Homebuyers may shy away from purchasing a fixer upper for fear of difficulties obtaining financing. However, financing a fixer-upper is not as difficult as some homebuyers likely assume. Discover how you can finance a fixer-upper to turn it into your dream home.
Is buying a fixer-upper worth it?
If you value the look and feel of an older home, you may find yourself drawn to a fixer-upper. Finding a fixer-upper home in a good neighborhood is potentially a dream come true for homebuyers.
However, is buying that fixer-upper home worth it? Of course it is, if you consider everything involved “Do your homework,”suggests U.S. News Money.
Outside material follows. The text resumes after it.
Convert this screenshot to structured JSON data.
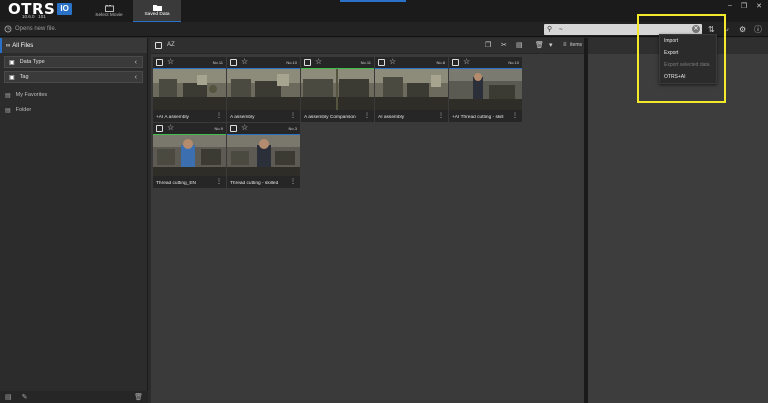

Before you buy a fixer-upper, whether you plan to live in the home yourself, rent it out or “flip” the home after making repairs, make sure you follow these tips:
- Take a contractor with you when looking at the home – Contractors can see things you may not see and can give you a general idea of repair and renovation costs.
- Check out the neighborhood – While the home may be advertised as being “In a nice, quiet neighborhood,” that does not mean it actually is a quiet neighborhood. Check out the crime rate and drive by to see what goes on around the home.
- Consider all costs – While the selling price seems attractive, repair and renovations can take you over your budget.
- Do not get discouraged – Financing is available for the fixer-upper.
So can I really get financing for a fixer-upper?
Just like with any other homebuyer, financing is available for buyers considering purchasing a fixer-upper. FHA Loan Articles explains, “A program known as HUD 203(k) lets qualified buyers purchase fixer-uppers with FHA guaranteed loans, and even has built-in protection for the borrower should the repair and renovation process cost more than expected.”
The 203(k) loan has a lower-than-usual credit score requirement, making it ideal for homebuyers with a score of at least 580. The homebuyer submits a detailed list of repairs needed to the fixer-upper home, along with estimates of the repairs. If you meet other requirements, FHA points out, “You don’t have to purchase a brand new property to get the benefit of an FHA mortgage.”
The Fannie Mae HomeStyle Renovation mortgage is a better option for some buyers of the fixer-upper. Bankrate tells one potential fixer-upper buyer that this financing option, “allows borrowers to include financing for home improvements as part of a purchase or to refinance an existing home.”
You need a higher credit score than the 203(k); however, the Fannie Mae HomeStyle Renovation offers an ideal option for some people wishing to turn a fixer-upper into their dream home.
You are more likely to get approved for this financing program if you let a contractor do the work and save your do-it-yourself ideas for another project, unrelated to purchasing the fixer-upper. Lenders tend to frown on approving a Fannie Mae HomeStyle Renovation for the DIY buyer.
You can turn a fixer-upper into your dream home. Financing programs available to homebuyers make buying a fixer-upper easy and prevents you from having to pay all the costs up-front, out of your own pocket.
Jodi Bakst, a Certified Luxury Home Marketing Specialist and Broker Owner of Real Estate Experts based on Chapel Hill, North Carolina, is not only an out of the box thinker, she is trained to showcase and sell executive homes